Callie is an assistant professor of design at the University of Maryland, Baltimore County. Prior to her academic career, she worked as an interaction designer for renowned design firms and non-profits including Gensler, Teague, and NPR. She also served as adjunct faculty at the University of Washington and the Maryland Institute College of Art, teaching undergraduate and graduate level courses in design. Her work has been recognized by the AIGA and I.D.
Don Norman is dead wrong about this: "that something emotionally
appealing can basically make up for its lack of usability". I may love a
beautiful object, but I didn't buy Philip Starck's lemon squeezer for
its aesthetic appeal; I was hoping to squeeze lemons. (This is the
piece-of-crap kitchen utensil illustrated on the cover of Don's
Emotional Design book).
There's a definition of kitsch that states that anything that purports
to be one thing, but actually does something else is kitsch. A pepper
mill in the shape of the Eiffel Tower, for example.
for all you hardware interaction designers, this bit was just an
amazing piece on Core77 about Kinetic Design. I think some of us
might think this is just "interaction design", but to me the
discussion of aesthetics of motion really touches my heart string in

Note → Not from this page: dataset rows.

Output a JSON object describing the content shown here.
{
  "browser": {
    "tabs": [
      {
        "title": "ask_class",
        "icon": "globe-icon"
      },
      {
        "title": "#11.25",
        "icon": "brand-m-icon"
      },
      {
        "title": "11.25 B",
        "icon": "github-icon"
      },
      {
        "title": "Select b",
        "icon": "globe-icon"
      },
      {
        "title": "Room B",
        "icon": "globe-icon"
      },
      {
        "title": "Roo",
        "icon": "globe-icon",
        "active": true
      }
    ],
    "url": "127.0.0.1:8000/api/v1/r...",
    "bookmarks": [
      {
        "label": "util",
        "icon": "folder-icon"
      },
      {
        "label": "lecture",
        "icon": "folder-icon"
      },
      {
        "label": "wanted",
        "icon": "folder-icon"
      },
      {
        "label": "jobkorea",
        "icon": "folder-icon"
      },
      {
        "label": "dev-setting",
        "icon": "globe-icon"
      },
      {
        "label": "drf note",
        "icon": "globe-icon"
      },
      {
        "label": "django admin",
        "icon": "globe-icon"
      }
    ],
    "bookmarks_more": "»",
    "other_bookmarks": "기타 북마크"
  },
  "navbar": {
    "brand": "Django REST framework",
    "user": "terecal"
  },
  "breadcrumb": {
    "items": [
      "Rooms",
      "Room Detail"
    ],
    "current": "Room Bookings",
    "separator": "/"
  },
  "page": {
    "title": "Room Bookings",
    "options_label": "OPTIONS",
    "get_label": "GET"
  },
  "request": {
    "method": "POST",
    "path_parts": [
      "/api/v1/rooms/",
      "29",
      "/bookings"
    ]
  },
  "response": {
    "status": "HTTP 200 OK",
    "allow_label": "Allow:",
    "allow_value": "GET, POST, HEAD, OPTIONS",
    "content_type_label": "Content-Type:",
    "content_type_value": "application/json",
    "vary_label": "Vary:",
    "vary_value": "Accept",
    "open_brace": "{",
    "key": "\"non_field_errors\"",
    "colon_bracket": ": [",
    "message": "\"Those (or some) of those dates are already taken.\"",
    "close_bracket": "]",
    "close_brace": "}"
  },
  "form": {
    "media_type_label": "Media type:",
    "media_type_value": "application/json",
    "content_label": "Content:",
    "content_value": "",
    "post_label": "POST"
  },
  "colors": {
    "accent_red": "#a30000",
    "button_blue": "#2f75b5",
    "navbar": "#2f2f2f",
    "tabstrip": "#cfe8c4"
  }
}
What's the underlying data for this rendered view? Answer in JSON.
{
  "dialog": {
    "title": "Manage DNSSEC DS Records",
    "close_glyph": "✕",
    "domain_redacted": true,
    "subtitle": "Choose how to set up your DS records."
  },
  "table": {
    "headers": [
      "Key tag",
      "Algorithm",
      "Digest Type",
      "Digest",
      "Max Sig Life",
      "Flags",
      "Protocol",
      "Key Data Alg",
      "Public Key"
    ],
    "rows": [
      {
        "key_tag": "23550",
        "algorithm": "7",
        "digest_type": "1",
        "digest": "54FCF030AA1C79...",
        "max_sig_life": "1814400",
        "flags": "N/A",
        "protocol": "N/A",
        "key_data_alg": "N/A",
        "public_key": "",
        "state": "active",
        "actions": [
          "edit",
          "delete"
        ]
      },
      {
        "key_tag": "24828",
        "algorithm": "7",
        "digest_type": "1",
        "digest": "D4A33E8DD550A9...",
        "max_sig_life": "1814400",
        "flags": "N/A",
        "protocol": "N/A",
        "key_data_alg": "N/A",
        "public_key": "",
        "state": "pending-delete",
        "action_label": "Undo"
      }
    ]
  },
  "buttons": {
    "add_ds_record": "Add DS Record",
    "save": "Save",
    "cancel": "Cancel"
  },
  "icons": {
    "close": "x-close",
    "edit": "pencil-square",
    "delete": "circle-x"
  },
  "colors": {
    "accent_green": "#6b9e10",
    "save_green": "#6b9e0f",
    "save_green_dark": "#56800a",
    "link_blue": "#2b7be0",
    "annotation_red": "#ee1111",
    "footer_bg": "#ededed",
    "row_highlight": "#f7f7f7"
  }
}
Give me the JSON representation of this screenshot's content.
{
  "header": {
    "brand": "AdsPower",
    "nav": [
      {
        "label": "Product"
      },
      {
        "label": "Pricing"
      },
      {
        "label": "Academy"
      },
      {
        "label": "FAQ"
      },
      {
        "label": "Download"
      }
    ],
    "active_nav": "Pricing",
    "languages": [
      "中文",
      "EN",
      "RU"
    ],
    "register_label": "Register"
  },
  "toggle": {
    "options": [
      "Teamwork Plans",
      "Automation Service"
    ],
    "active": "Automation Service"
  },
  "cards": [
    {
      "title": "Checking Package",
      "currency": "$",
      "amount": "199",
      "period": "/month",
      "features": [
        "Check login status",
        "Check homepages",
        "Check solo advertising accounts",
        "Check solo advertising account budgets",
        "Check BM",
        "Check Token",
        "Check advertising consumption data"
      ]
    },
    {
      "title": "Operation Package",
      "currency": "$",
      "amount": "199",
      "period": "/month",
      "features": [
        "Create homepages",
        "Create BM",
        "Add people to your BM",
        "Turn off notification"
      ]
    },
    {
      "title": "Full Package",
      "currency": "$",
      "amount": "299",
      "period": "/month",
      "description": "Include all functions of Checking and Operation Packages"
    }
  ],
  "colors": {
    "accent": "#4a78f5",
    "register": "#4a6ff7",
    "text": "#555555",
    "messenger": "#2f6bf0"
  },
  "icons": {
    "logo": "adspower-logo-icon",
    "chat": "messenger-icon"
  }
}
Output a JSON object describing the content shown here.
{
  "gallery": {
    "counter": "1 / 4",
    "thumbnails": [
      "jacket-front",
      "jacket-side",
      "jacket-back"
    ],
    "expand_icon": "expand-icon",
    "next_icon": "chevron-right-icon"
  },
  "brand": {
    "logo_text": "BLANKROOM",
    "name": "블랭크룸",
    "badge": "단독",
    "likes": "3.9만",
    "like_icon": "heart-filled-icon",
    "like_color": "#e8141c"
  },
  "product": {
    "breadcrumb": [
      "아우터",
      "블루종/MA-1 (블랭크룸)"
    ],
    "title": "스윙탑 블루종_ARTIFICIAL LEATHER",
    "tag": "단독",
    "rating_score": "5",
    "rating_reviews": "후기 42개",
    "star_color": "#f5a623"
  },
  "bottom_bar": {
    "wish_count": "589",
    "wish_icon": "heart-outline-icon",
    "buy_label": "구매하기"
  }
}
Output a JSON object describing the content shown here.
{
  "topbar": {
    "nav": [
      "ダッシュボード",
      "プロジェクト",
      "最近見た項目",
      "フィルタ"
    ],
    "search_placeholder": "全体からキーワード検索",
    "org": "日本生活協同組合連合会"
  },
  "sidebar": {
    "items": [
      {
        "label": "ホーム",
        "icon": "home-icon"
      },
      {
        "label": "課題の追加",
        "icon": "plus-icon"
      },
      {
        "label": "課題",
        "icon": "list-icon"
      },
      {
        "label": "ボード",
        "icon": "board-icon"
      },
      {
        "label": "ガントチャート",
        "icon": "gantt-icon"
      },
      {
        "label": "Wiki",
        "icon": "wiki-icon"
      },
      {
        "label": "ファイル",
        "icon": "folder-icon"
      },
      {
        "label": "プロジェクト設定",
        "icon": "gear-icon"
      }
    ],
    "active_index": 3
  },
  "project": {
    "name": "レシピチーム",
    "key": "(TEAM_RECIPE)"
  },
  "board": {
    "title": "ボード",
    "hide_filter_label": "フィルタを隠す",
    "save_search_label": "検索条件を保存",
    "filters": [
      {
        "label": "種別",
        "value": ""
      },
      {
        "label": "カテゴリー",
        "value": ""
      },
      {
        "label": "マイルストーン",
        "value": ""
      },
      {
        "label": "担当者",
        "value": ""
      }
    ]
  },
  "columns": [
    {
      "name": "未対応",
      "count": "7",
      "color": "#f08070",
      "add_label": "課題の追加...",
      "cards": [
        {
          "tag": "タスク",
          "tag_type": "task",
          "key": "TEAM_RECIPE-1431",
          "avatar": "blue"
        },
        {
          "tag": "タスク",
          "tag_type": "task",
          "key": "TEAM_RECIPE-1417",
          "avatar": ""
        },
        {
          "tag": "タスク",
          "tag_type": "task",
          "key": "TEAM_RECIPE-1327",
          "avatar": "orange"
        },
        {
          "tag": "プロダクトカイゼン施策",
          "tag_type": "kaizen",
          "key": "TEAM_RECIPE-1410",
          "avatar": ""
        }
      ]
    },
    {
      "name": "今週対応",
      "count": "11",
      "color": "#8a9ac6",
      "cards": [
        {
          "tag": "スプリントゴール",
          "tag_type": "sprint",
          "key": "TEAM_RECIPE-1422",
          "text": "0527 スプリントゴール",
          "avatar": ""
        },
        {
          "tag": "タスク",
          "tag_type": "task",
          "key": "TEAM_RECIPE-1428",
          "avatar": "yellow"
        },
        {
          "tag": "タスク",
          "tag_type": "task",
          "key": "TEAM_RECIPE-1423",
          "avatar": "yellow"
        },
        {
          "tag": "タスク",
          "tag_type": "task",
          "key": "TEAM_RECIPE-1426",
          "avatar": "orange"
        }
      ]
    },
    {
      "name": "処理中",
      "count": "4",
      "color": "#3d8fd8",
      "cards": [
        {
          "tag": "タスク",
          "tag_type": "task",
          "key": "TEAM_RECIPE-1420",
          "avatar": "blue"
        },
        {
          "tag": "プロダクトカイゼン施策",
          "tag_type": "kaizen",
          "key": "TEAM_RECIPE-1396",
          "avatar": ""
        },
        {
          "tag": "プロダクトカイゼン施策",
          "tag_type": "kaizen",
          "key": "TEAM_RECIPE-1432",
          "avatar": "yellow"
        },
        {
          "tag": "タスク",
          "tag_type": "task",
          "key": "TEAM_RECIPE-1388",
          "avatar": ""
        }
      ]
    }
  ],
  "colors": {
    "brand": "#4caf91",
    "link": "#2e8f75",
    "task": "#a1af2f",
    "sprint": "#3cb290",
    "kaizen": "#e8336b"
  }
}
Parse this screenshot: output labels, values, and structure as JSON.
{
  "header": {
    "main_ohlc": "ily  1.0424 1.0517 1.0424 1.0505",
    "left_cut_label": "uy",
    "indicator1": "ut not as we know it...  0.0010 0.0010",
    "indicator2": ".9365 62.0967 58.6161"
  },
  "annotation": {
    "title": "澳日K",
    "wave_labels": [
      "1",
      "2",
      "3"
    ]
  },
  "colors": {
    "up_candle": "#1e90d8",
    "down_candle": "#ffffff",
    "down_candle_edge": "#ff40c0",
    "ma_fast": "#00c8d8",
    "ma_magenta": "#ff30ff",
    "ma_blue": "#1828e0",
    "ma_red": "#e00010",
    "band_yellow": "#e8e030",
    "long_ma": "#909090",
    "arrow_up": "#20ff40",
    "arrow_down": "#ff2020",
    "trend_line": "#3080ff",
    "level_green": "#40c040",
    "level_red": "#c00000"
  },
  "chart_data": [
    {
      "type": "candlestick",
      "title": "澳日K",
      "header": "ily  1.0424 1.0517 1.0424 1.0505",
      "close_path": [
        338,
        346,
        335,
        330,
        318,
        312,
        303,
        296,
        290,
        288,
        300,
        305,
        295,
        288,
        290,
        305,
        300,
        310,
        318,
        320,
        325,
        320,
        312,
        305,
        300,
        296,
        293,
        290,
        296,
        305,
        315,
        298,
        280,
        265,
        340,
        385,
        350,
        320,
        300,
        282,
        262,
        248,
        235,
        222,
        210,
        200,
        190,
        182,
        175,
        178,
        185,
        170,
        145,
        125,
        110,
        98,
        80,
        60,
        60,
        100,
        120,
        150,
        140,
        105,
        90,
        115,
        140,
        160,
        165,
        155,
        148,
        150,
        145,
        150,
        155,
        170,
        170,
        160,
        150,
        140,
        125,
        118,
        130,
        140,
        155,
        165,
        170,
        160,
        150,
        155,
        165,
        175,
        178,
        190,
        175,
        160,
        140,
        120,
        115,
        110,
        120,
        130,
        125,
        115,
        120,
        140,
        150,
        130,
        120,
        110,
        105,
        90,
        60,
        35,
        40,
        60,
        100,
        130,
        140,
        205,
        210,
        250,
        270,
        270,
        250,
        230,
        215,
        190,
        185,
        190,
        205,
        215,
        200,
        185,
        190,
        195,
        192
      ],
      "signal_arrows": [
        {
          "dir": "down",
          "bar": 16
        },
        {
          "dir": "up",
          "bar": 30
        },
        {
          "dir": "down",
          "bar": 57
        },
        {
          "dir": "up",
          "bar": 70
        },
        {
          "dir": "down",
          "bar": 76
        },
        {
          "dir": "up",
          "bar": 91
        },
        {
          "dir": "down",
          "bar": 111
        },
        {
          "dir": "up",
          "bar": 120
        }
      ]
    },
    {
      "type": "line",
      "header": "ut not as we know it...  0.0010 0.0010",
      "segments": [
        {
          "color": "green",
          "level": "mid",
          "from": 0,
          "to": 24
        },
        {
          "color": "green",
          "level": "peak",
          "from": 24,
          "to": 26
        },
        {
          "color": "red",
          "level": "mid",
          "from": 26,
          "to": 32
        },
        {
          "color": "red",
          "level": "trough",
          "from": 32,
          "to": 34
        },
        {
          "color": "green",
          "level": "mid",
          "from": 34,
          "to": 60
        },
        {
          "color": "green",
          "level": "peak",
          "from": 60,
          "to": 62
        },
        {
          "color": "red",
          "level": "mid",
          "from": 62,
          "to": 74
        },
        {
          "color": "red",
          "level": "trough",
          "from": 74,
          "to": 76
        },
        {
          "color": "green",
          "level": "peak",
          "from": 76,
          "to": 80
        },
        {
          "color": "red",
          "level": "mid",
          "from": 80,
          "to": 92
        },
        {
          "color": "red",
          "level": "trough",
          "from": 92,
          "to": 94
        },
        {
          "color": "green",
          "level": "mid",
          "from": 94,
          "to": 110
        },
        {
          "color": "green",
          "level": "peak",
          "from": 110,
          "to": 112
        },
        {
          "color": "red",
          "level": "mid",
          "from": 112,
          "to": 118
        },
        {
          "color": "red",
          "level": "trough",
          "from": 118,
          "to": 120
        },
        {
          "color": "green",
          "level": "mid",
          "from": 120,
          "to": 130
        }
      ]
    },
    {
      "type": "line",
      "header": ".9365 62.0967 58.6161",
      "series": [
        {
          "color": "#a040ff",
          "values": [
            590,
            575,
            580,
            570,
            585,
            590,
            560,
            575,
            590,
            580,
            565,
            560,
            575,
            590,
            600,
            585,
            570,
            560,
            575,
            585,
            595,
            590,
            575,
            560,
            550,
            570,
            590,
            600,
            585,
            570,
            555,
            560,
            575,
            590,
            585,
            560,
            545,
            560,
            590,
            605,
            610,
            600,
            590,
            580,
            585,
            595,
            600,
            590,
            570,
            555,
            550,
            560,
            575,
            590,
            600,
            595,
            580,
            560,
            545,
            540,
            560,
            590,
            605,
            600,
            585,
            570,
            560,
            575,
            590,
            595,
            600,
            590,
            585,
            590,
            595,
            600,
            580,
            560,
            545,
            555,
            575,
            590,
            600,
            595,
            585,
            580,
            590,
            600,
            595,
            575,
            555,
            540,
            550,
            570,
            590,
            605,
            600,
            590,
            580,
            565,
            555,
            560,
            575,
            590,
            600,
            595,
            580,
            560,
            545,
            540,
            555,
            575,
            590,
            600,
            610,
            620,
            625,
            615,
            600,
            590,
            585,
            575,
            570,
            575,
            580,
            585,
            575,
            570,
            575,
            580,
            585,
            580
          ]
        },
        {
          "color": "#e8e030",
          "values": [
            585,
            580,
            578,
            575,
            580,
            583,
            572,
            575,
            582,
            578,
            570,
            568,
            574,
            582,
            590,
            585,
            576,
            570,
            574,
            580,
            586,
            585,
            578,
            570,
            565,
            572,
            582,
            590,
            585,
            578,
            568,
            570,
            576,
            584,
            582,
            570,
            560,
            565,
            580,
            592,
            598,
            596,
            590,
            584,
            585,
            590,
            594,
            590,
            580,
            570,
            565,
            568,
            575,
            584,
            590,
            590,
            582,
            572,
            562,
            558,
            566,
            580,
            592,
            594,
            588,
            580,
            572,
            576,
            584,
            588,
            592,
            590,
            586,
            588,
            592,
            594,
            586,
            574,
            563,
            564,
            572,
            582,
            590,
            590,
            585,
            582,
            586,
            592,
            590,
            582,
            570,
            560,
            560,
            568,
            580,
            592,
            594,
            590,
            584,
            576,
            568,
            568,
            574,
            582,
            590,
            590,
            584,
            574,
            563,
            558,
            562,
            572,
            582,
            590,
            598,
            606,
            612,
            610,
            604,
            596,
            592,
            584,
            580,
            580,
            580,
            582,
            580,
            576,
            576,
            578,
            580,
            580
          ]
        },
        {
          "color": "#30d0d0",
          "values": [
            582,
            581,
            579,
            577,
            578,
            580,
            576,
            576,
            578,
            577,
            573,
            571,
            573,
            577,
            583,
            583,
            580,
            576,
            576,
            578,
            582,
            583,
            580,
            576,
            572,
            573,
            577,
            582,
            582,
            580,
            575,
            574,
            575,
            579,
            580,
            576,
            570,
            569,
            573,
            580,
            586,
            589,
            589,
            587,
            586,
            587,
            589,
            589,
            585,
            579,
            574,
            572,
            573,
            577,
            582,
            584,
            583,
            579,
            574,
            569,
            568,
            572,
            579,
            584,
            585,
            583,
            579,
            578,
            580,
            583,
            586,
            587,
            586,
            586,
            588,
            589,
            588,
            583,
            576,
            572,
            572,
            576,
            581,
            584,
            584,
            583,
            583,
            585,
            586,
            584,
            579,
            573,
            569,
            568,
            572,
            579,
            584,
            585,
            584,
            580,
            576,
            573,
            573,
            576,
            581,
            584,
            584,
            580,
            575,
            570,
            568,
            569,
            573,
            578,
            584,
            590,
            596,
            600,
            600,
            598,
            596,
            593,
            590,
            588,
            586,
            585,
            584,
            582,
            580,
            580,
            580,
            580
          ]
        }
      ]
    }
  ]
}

a wondrous way. There was this Pratt ID student I met a couple of
years ago who did his thesis on this, and it also really resonated
with me back then.